[ahy-zuh n-hou-er] /ˈaɪ zənˌhaʊ ər/
Dwight David (“Ike”) 1890–1969, U.S. general and statesman: Chief of Staff 1945–48; 34th president of the U.S. 1953–61.
his wife, Mamie Geneva Doud [doud] /daʊd/ (Show IPA), 1896–1979, U.S. First Lady 1953–61.
Dwight David, known as Ike. 1890–1969, US general and Republican statesman; Supreme Commander of the Allied Expeditionary Force (1943–45) and 34th president of the US (1953–61). He commanded Allied forces in Europe and North Africa (1942), directed the invasion of Italy (1943), and was Supreme Commander of the combined land forces of NATO (1950–52)
surname, from German Eisenhauer, literally “iron-cutter, iron-hewer,” “perhaps based on Fr. Taillefer” [George F. Jones, “German-American Names,” 3rd ed., 2006].

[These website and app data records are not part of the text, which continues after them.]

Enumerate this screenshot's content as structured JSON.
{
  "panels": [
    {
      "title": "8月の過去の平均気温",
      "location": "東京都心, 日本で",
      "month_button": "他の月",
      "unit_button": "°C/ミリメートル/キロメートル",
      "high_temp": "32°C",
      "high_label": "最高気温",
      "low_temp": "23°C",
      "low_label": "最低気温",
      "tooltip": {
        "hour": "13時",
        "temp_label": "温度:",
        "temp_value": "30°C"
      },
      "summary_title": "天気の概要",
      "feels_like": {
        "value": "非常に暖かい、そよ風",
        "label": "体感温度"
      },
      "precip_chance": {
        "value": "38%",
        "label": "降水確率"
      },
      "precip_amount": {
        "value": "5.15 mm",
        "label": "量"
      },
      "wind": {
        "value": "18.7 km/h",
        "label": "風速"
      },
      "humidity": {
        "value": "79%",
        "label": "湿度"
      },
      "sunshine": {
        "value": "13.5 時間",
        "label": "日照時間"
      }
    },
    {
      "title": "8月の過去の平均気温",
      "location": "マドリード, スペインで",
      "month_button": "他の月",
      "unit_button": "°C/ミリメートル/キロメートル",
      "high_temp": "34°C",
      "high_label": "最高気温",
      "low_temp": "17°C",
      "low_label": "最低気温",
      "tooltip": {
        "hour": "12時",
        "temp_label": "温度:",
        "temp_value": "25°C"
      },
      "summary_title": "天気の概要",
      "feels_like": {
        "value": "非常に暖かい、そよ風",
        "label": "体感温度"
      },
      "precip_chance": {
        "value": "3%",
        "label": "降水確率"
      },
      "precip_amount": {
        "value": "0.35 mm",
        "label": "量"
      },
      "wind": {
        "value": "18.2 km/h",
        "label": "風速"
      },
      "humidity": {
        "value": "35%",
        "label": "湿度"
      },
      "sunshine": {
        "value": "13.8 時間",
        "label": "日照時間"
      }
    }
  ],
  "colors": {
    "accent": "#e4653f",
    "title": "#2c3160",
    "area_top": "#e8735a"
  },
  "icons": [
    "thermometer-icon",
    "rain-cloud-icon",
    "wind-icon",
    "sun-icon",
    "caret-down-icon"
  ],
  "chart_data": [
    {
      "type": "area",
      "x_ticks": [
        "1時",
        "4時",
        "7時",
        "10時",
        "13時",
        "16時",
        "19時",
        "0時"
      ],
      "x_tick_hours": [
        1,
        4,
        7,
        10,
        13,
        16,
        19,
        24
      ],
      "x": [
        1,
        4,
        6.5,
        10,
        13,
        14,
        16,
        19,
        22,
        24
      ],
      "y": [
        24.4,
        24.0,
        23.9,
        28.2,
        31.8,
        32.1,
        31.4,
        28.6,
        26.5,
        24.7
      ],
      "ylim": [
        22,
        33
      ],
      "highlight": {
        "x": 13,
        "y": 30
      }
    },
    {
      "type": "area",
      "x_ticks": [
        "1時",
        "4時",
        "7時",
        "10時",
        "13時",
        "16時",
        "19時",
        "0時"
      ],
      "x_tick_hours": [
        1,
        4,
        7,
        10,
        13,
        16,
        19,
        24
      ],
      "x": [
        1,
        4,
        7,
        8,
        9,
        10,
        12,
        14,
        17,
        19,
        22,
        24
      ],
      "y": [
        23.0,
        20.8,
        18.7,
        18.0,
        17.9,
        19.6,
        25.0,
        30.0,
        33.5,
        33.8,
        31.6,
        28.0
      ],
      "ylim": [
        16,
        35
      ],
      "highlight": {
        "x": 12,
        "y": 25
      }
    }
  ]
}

Internet Key Exchange
[ik-uh-bah-nuh; Japanese ee-ke-bah-nah] /ˌɪk əˈbɑ nə; Japanese ˈi kɛˈbɑ nɑ/ noun 1. the Japanese art of arranging flowers. /ˌiːkəˈbɑːnə/ noun 1. the Japanese decorative art of flower arrangement n. 1901, from Japanese, from ikeru “to keep alive, arrange” + hana “flower.”
[ee-ke-dah] /iˈkɛ dɑ/ noun 1. Hayato [hah-yah-taw] /hɑˈyɑ tɔ/ (Show IPA), 1899–1965, Japanese statesman: prime minister 1960–64.
/ɪˈkeɪjə/ noun 1. a town in SW Nigeria, capital of Lagos state: residential and industrial suburb of Lagos. Pop (local government area): 313 196 (2006)
noun, Informal. 1. Eisenhower jacket.
/ˈaɪkɪ/ noun 1. (South African, informal) a student at the University of Cape Town, esp one representing the University in a sport